**What you have to do:**
Count the lines below that carry the word "Assessment". Answer with that number alone.

○ ○ ○

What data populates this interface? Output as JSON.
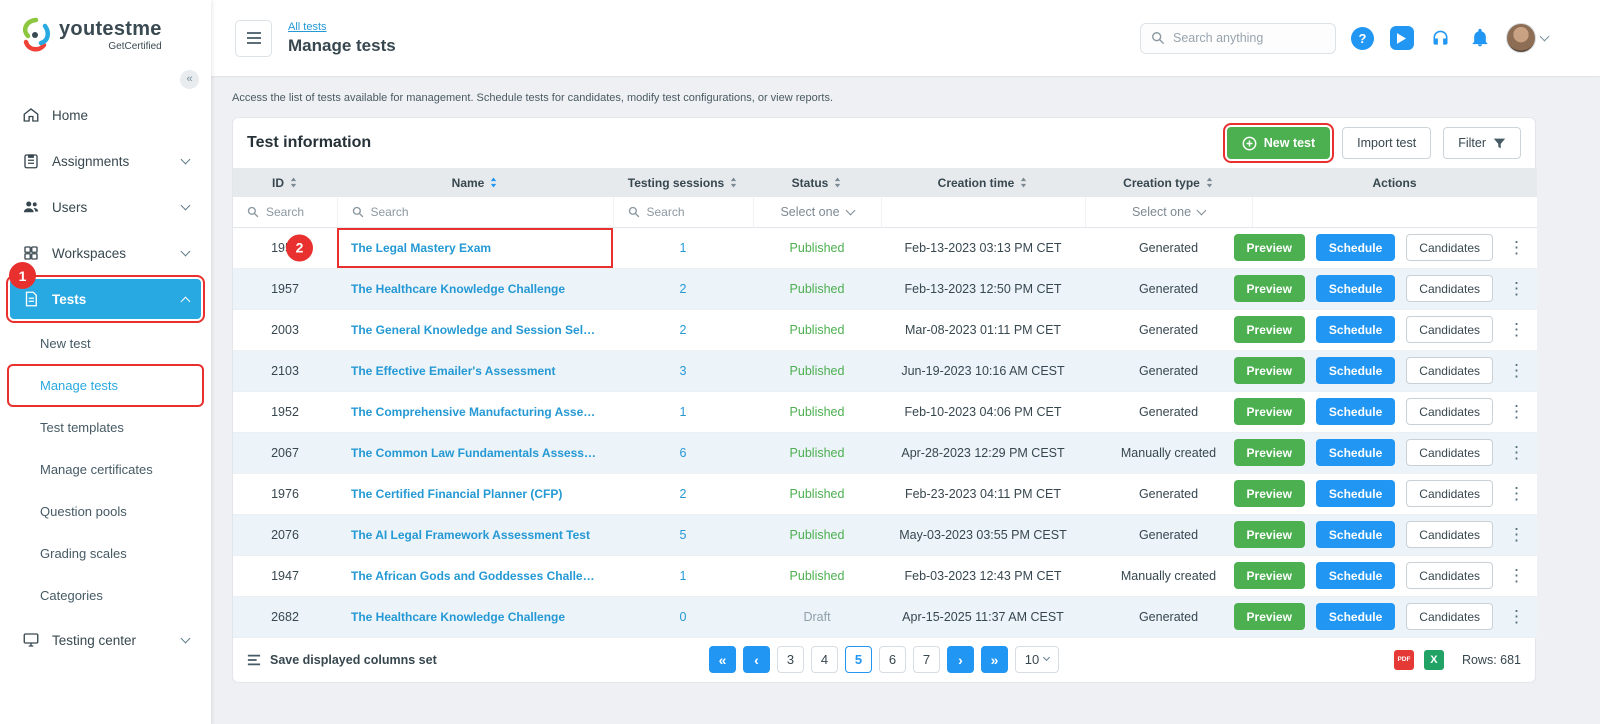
{
  "brand": {
    "name": "youtestme",
    "subtitle": "GetCertified"
  },
  "sidebar": {
    "items": [
      {
        "label": "Home"
      },
      {
        "label": "Assignments"
      },
      {
        "label": "Users"
      },
      {
        "label": "Workspaces"
      },
      {
        "label": "Tests"
      }
    ],
    "subitems": [
      {
        "label": "New test"
      },
      {
        "label": "Manage tests"
      },
      {
        "label": "Test templates"
      },
      {
        "label": "Manage certificates"
      },
      {
        "label": "Question pools"
      },
      {
        "label": "Grading scales"
      },
      {
        "label": "Categories"
      }
    ],
    "bottom": [
      {
        "label": "Testing center"
      }
    ]
  },
  "header": {
    "breadcrumb": "All tests",
    "title": "Manage tests",
    "search_placeholder": "Search anything"
  },
  "page": {
    "description": "Access the list of tests available for management. Schedule tests for candidates, modify test configurations, or view reports."
  },
  "card": {
    "title": "Test information",
    "new_test": "New test",
    "import_test": "Import test",
    "filter": "Filter"
  },
  "table": {
    "columns": [
      "ID",
      "Name",
      "Testing sessions",
      "Status",
      "Creation time",
      "Creation type",
      "Actions"
    ],
    "filters": {
      "id": "Search",
      "name": "Search",
      "sessions": "Search",
      "status": "Select one",
      "creation_type": "Select one"
    },
    "actions": {
      "preview": "Preview",
      "schedule": "Schedule",
      "candidates": "Candidates"
    },
    "rows": [
      {
        "id": "1958",
        "name": "The Legal Mastery Exam",
        "sessions": "1",
        "status": "Published",
        "creation_time": "Feb-13-2023 03:13 PM CET",
        "creation_type": "Generated",
        "annotated": true
      },
      {
        "id": "1957",
        "name": "The Healthcare Knowledge Challenge",
        "sessions": "2",
        "status": "Published",
        "creation_time": "Feb-13-2023 12:50 PM CET",
        "creation_type": "Generated"
      },
      {
        "id": "2003",
        "name": "The General Knowledge and Session Self-Enr…",
        "sessions": "2",
        "status": "Published",
        "creation_time": "Mar-08-2023 01:11 PM CET",
        "creation_type": "Generated"
      },
      {
        "id": "2103",
        "name": "The Effective Emailer's Assessment",
        "sessions": "3",
        "status": "Published",
        "creation_time": "Jun-19-2023 10:16 AM CEST",
        "creation_type": "Generated"
      },
      {
        "id": "1952",
        "name": "The Comprehensive Manufacturing Assessm…",
        "sessions": "1",
        "status": "Published",
        "creation_time": "Feb-10-2023 04:06 PM CET",
        "creation_type": "Generated"
      },
      {
        "id": "2067",
        "name": "The Common Law Fundamentals Assessment",
        "sessions": "6",
        "status": "Published",
        "creation_time": "Apr-28-2023 12:29 PM CEST",
        "creation_type": "Manually created"
      },
      {
        "id": "1976",
        "name": "The Certified Financial Planner (CFP)",
        "sessions": "2",
        "status": "Published",
        "creation_time": "Feb-23-2023 04:11 PM CET",
        "creation_type": "Generated"
      },
      {
        "id": "2076",
        "name": "The AI Legal Framework Assessment Test",
        "sessions": "5",
        "status": "Published",
        "creation_time": "May-03-2023 03:55 PM CEST",
        "creation_type": "Generated"
      },
      {
        "id": "1947",
        "name": "The African Gods and Goddesses Challenge",
        "sessions": "1",
        "status": "Published",
        "creation_time": "Feb-03-2023 12:43 PM CET",
        "creation_type": "Manually created"
      },
      {
        "id": "2682",
        "name": "The Healthcare Knowledge Challenge",
        "sessions": "0",
        "status": "Draft",
        "creation_time": "Apr-15-2025 11:37 AM CEST",
        "creation_type": "Generated"
      }
    ]
  },
  "footer": {
    "save_columns": "Save displayed columns set",
    "pages": [
      "3",
      "4",
      "5",
      "6",
      "7"
    ],
    "active_page": "5",
    "page_size": "10",
    "rows": "Rows: 681"
  },
  "annotations": {
    "step1": "1",
    "step2": "2"
  },
  "icons": {
    "help": "?",
    "collapse": "«",
    "kebab": "⋮",
    "pag_first": "«",
    "pag_prev": "‹",
    "pag_next": "›",
    "pag_last": "»",
    "pdf": "PDF",
    "excel": "X"
  },
  "colors": {
    "accent": "#29a9e1",
    "blue": "#2196f3",
    "green": "#4caf50",
    "link": "#2499d4",
    "published": "#4caf50",
    "draft": "#90a0a9",
    "annotation": "#e8312f",
    "row-alt": "#ecf3f9"
  }
}
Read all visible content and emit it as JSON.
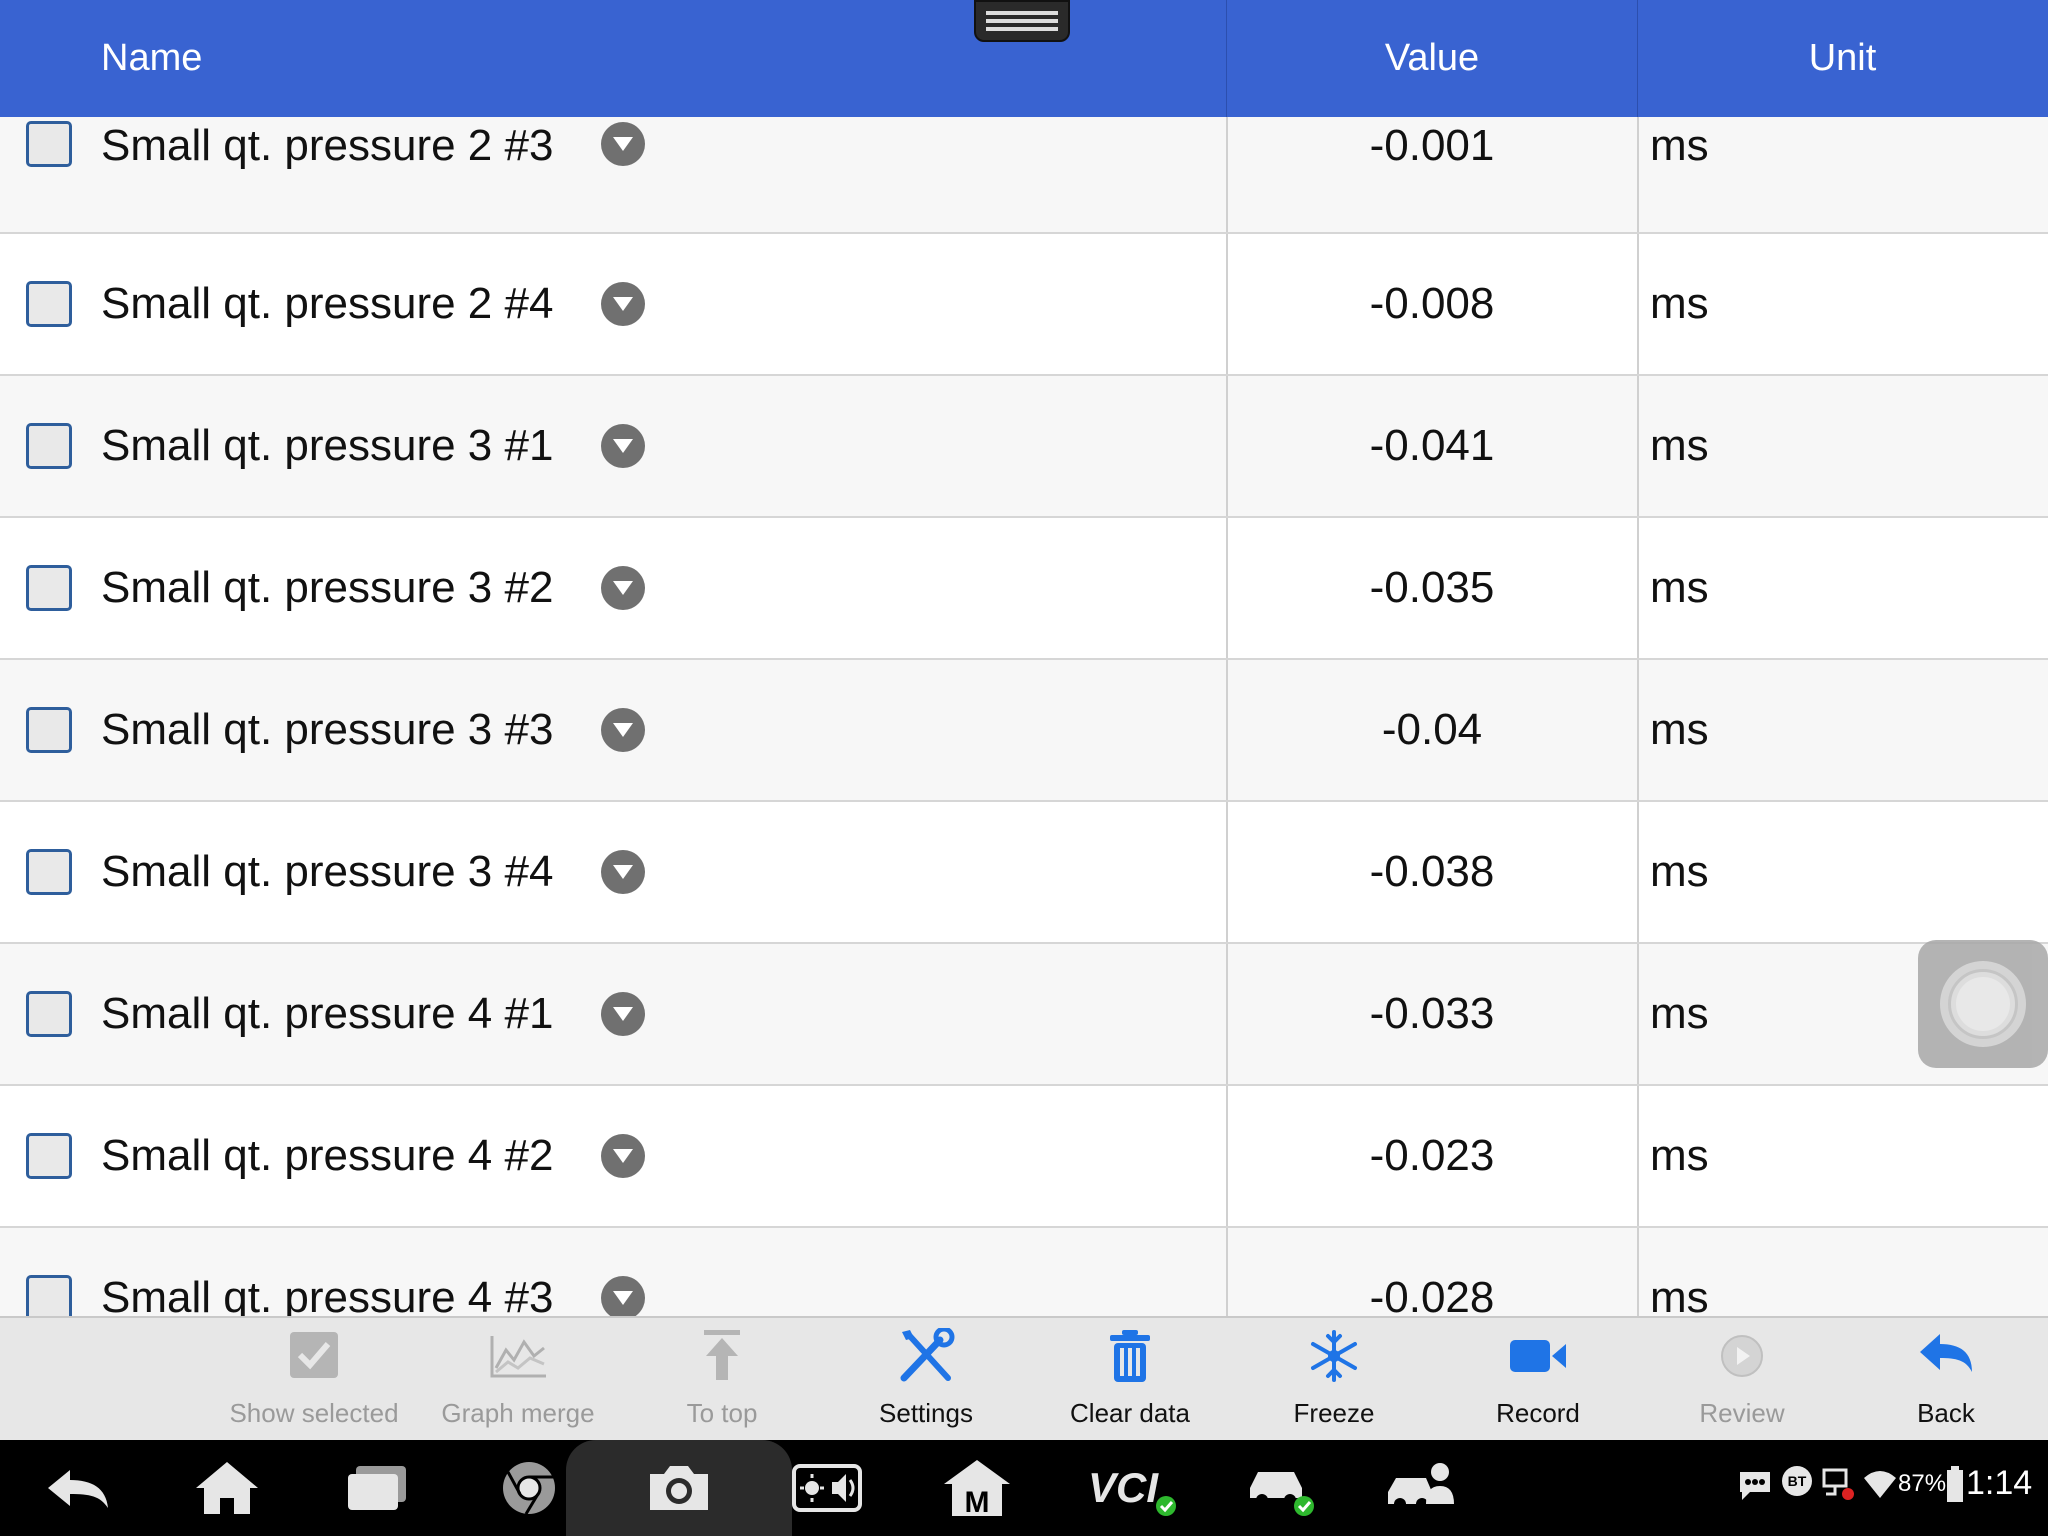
{
  "header": {
    "name": "Name",
    "value": "Value",
    "unit": "Unit"
  },
  "rows": [
    {
      "name": "Small qt. pressure 2 #3",
      "value": "-0.001",
      "unit": "ms"
    },
    {
      "name": "Small qt. pressure 2 #4",
      "value": "-0.008",
      "unit": "ms"
    },
    {
      "name": "Small qt. pressure 3 #1",
      "value": "-0.041",
      "unit": "ms"
    },
    {
      "name": "Small qt. pressure 3 #2",
      "value": "-0.035",
      "unit": "ms"
    },
    {
      "name": "Small qt. pressure 3 #3",
      "value": "-0.04",
      "unit": "ms"
    },
    {
      "name": "Small qt. pressure 3 #4",
      "value": "-0.038",
      "unit": "ms"
    },
    {
      "name": "Small qt. pressure 4 #1",
      "value": "-0.033",
      "unit": "ms"
    },
    {
      "name": "Small qt. pressure 4 #2",
      "value": "-0.023",
      "unit": "ms"
    },
    {
      "name": "Small qt. pressure 4 #3",
      "value": "-0.028",
      "unit": "ms"
    }
  ],
  "toolbar": {
    "show_selected": "Show selected",
    "graph_merge": "Graph merge",
    "to_top": "To top",
    "settings": "Settings",
    "clear_data": "Clear data",
    "freeze": "Freeze",
    "record": "Record",
    "review": "Review",
    "back": "Back"
  },
  "status": {
    "battery": "87%",
    "time": "1:14",
    "bt": "BT"
  },
  "colors": {
    "header": "#3963d1",
    "accent": "#1f74e6"
  }
}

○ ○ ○

**Task solution:**
3